Three days after Republicans pulled their Affordable Care Act repeal from a vote, Washington State Rep. Rick Larsen discussed the many “ifs” left.
“About 40,000 in the district I represent would be uninsured,” said Larsen, a Democrat, at a March 23 meeting describing the effects, if the appeal had passed. “Could you imagine that? The summer population of the San Juans would have been uninsured.”
Voting for the repeal, titled the American Health Care Act and also known as Trumpcare, was delayed to garner more Republican support so it will pass. According to Larsen, the bill would give a $600 billion tax cut for “the richest Americans,” whose taxes were raised for the ACA, while preventing many low-income Americans affordable insurance options.
The Affordable Care Act took effect in 2010 to make insurance more affordable. It provides income-based tax credits to purchase plans through state-regulated health care marketplaces and expands eligibility for Medicaid — the federal health care program for low-income citizens. Yet, many insurers have lost money in this plan, as customers who purchase through the marketplace — also called the exchange — are often older and sicker than anticipated, forcing insurers to spend more money to cover them. This raises the cost of plans, which deters the healthier and younger purchasers — the people needed to supplement those cashing in on plans. Republican President Donald Trump attests on Twitter that a system like this is bound to “explode.”
The effect is seen most in rural areas with small populations, and therefore small insurance pools. In 2016, three insurance providers sold plans to San Juan County residents through the state’s exchange, but in 2017, that dropped to one. Amy Wynn of Friday Harbor purchased a Premera Blue Cross plan in 2016 to cover herself and her son, attending a Seattle college, only to find she couldn’t renew. So she bought a plan through the only insurer still on the exchange — Group Health, which was recently purchased by Kaiser Permanente. She said the plan isn’t accepted at her son’s college, so he was left to find his own.
“It’s difficult for parents to find plans because you can’t buy from two companies,” Wynn told The Journal.

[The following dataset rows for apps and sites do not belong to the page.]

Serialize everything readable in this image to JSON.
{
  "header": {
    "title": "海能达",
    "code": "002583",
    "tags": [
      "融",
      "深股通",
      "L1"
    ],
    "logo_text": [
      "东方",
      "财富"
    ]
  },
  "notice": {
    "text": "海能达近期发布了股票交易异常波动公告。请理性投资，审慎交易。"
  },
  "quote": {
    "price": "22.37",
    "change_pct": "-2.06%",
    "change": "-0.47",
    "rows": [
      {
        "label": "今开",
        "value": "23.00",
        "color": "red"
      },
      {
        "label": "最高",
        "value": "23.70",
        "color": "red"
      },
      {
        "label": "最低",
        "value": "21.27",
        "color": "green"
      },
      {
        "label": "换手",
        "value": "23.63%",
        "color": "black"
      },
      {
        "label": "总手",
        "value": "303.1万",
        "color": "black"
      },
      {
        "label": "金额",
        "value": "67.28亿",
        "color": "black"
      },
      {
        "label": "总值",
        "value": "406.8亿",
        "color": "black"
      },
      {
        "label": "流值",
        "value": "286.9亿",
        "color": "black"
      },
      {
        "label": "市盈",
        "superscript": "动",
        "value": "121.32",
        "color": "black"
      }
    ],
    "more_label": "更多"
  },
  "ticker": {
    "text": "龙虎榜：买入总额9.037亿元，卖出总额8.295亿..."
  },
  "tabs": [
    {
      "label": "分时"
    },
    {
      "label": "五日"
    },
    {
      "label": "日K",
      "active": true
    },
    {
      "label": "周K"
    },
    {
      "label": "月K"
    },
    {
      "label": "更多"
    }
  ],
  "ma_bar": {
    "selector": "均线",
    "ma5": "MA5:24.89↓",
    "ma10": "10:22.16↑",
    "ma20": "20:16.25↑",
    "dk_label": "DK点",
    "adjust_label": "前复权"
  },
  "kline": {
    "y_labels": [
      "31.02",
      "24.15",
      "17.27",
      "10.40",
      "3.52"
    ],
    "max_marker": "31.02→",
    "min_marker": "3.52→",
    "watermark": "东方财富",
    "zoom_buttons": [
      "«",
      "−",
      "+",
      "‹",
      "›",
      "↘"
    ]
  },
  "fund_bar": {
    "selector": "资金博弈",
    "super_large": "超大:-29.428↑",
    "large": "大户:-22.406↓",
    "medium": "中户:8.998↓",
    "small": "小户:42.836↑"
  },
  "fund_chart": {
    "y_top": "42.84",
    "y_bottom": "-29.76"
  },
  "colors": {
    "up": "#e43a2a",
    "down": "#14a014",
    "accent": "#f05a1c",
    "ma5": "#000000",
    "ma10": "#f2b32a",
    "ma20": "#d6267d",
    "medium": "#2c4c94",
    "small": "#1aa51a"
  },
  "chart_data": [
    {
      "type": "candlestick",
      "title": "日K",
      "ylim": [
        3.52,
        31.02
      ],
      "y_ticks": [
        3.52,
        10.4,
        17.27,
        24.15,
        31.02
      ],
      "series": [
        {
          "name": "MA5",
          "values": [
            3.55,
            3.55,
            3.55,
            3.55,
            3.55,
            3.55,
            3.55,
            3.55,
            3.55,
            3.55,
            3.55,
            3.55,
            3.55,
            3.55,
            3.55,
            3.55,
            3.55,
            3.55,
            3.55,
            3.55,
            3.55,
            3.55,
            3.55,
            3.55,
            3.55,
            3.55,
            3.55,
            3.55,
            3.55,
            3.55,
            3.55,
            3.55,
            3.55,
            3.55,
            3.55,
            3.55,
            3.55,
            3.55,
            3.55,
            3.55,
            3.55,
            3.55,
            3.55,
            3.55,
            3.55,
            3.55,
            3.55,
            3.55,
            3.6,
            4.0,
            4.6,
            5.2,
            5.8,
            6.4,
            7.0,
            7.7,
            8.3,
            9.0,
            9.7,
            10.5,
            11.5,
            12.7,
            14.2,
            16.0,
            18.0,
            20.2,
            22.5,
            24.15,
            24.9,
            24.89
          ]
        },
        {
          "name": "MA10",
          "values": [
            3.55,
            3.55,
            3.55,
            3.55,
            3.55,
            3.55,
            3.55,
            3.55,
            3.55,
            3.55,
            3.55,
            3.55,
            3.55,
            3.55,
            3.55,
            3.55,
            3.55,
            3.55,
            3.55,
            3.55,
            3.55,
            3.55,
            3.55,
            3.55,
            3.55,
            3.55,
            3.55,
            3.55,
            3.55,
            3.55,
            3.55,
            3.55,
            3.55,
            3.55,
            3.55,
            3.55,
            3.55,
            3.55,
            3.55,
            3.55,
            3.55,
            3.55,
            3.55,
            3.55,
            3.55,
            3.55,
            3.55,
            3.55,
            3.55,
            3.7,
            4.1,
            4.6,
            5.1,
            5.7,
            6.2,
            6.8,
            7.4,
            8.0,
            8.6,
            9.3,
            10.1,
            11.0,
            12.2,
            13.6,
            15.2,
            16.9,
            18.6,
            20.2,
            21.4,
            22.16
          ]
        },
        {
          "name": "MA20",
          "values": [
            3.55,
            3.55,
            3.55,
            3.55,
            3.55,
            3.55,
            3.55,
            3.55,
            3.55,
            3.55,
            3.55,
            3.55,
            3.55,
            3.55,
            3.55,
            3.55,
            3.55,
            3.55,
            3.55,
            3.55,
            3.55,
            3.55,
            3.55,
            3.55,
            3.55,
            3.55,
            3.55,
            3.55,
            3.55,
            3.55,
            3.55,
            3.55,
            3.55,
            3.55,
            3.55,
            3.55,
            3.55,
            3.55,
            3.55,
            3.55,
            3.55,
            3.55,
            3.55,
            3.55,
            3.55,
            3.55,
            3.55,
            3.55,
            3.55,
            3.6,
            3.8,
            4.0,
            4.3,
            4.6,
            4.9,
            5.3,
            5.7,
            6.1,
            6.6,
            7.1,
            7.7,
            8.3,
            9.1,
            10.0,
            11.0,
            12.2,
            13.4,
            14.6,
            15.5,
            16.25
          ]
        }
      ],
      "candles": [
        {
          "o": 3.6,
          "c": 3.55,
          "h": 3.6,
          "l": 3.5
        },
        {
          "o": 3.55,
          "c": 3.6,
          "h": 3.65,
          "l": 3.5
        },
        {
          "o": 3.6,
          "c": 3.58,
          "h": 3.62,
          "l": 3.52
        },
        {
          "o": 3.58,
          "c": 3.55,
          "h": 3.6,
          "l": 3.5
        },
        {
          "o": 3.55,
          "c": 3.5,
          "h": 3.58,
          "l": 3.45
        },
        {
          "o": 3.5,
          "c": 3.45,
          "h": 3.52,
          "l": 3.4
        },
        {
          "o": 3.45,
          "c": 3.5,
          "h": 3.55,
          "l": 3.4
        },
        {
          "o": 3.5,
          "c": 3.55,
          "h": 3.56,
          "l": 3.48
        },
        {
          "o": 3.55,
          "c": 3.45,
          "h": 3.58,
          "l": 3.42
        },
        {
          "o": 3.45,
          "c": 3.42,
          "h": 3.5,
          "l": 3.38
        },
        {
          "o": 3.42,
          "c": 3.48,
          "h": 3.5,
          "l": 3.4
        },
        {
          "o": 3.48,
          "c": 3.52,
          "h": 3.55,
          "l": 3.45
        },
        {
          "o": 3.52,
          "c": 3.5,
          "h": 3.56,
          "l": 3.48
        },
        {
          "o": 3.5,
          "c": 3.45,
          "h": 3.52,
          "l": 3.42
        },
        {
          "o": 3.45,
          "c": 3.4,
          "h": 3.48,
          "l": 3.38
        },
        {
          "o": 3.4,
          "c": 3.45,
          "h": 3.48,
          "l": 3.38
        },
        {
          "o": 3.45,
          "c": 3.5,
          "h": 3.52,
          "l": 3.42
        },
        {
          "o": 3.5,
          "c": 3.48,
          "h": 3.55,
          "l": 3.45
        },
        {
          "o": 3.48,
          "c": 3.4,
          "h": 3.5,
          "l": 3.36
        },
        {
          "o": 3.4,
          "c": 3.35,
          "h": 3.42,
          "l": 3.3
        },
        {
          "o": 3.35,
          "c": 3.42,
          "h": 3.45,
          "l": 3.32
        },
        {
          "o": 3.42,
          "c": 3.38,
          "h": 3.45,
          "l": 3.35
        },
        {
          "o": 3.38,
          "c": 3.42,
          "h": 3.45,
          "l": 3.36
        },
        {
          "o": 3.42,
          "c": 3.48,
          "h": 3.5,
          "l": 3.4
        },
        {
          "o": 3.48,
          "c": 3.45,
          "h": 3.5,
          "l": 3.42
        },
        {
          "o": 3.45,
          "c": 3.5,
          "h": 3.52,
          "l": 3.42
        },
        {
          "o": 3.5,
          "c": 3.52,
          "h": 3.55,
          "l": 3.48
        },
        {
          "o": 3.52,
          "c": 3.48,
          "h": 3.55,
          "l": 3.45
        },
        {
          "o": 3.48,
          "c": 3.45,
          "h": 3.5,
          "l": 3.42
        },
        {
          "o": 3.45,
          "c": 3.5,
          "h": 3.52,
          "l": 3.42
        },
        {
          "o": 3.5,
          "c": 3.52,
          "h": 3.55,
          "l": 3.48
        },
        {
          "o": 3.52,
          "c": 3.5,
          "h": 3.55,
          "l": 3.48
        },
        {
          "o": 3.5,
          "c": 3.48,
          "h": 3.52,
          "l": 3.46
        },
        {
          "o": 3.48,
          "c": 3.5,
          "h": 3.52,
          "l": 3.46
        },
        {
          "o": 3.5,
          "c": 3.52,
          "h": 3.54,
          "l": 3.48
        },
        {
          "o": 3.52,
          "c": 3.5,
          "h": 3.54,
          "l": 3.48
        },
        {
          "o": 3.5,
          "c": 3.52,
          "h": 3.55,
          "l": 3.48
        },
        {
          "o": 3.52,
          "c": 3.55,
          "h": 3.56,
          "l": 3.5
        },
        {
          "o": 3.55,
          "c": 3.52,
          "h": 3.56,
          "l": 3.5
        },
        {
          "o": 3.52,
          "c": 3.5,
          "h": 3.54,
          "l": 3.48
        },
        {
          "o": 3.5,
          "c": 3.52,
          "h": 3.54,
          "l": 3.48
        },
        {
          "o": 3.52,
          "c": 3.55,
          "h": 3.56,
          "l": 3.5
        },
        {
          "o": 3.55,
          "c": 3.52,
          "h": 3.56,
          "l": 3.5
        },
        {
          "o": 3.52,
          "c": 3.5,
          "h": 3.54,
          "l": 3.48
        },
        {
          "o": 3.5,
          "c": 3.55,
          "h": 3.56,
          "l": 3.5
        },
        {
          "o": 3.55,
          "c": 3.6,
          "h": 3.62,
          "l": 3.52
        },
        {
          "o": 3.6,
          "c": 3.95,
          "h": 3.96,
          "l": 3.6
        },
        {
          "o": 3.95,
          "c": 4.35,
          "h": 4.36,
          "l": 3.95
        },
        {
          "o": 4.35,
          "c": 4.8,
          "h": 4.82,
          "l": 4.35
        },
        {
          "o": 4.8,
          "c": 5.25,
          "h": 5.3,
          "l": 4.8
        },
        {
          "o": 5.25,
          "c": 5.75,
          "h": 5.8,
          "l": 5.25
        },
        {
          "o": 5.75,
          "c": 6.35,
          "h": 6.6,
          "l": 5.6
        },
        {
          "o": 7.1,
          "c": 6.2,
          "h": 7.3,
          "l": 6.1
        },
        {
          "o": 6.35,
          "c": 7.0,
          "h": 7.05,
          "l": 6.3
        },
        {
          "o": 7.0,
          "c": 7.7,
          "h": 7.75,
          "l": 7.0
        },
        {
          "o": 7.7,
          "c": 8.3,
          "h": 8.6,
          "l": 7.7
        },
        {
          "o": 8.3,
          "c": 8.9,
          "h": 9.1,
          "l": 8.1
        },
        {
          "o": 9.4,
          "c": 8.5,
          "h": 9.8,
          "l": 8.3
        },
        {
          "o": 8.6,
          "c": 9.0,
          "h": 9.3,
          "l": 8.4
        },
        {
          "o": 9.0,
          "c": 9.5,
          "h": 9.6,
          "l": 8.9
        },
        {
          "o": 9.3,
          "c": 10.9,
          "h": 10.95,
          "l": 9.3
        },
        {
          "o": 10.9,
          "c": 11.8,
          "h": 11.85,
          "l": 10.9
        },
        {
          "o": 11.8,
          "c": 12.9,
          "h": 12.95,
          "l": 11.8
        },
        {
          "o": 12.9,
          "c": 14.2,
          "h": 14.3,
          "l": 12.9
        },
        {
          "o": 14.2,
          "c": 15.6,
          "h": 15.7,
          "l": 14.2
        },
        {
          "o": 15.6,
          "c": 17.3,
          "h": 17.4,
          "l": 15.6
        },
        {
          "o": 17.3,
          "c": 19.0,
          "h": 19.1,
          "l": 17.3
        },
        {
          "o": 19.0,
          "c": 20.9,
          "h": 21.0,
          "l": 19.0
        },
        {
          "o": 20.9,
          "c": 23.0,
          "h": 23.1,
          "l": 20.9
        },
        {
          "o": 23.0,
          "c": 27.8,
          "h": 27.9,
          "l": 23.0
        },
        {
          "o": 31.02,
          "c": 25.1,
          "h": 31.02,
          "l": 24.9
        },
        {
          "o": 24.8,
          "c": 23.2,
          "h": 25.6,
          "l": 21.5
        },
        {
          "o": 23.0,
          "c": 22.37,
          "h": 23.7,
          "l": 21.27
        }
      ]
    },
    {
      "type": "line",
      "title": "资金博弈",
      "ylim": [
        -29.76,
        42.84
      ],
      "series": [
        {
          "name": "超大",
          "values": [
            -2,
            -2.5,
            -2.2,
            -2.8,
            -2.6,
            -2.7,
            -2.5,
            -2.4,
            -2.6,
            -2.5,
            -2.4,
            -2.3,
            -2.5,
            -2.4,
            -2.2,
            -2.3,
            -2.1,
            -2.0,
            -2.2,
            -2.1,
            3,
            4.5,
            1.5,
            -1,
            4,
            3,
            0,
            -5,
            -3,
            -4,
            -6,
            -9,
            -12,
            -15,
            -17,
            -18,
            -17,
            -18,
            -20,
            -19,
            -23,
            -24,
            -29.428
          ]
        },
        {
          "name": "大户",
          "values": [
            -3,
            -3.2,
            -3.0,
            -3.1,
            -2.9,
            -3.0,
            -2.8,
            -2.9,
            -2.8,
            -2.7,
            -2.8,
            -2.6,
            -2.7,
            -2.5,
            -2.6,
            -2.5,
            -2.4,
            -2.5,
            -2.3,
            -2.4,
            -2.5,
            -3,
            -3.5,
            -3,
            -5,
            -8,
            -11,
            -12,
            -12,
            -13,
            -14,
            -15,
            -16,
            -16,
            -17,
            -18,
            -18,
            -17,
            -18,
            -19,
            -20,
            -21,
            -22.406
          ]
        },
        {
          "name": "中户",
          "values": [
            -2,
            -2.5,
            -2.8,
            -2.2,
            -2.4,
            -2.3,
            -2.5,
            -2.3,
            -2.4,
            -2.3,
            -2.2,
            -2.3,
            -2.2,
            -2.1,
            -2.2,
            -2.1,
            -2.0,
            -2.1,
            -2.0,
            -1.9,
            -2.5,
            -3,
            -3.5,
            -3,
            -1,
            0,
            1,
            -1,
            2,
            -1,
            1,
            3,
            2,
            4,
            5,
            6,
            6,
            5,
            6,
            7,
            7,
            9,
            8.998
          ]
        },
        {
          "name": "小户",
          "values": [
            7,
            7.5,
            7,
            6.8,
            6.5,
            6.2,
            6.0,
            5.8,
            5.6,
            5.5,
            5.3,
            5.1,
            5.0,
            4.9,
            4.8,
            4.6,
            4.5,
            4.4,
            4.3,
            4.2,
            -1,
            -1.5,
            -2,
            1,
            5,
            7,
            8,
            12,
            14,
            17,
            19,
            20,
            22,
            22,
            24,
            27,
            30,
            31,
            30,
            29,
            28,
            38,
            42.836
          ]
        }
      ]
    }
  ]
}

It’s problems like these that Larson asked the roughly 130-person audience to share.
“Look we’re not going to repeal the Affordable Care Act,” said Larsen, about the legislation which passed with an all-Democrat vote. “But if you want to listen to the things we’ve been hearing about the Affordable Care Act, Democrats are more than willing to address those issues.”
Larsen listed the following possible changes to the ACA, but does not officially endorse them:
• Allow purchases of Canadian prescription drugs, which can be cheaper than those sold in the U.S.
• Increase the tax penalty, also known as the individual mandate, for those who do not purchase insurance through the exchange to encourage plan purchases and increase insurance pools.
• Experiment with Medicaid, instead of just expanding eligibility to more low-income Americans.
• Auto-enroll Americans into basic insurance plans, under the assumption most would not take the time to opt out, therefore increasing insurance pools.
• Bundle medical payments, instead of paying each service provider separately, such as the hospital, doctor and anesthesiologist for a surgery. Providers who exceed a pre-arranged reimbursement fee would pay overages. This encourages standardized medical rates.
The number of San Juan County residents who purchase plans through the exchange continues to rise, increasing by almost 1,800 from 2014 to 16.
Larsen shot down suggestions of a single-payer health care system like Democratic Sen. Bernie Sanders suggests. In a single-payer health care system, also known as Medicare for All, citizens pay for health care through federal taxes, and services are contracted through private entities.
“I haven’t supported Medicare For All in the past and I’m not changing my position on that,” said Larsen. “I’m committed to the Affordable Care Act and making that work better than it is now.”
Before the ACA, he explained, 14.8 percent of Washingtonians were uninsured; now, it’s 5.8 percent. Under Trumpcare, reported the Washington State Insurance Commissioner, 15 percent would be uninsured — slightly higher than even before the ACA.
Larsen read a letter he received from an Islander named Kay, who bought insurance through the exchange three years ago and suffered from a “heart condition” last year.
“Without the ACA, ‘healthcare providers would not have been compensated and I would not have received the kind of health care needed,’” he read.
Hospitals often operate in the red after covering costs for those who cannot afford emergency services. Bad debt from PeaceHealth St. Joseph Hospital in Bellingham reduced by about $9 million, from $29 million before the ACA, according to Larsen. (These figures do not reflect Peace Island Medical Center bad debt.)
Many questions at the event focused on issues outside of health care, like the Trump administration’s ties to Russia, laws to force presidential candidates to reveal tax returns, and even how to arrest a standing president, if necessary. Despite the mostly liberal audience, the ACA and America’s overall health care system received several complaints.
A few days after the talk, White House officials reported another ACA repeal is in the works. Like the implementation of the ACA, Larsen said any replacement bill would take a few years to be enacted.
Share ACA stories with Larsen at larsen.house.gov/shareyourstory.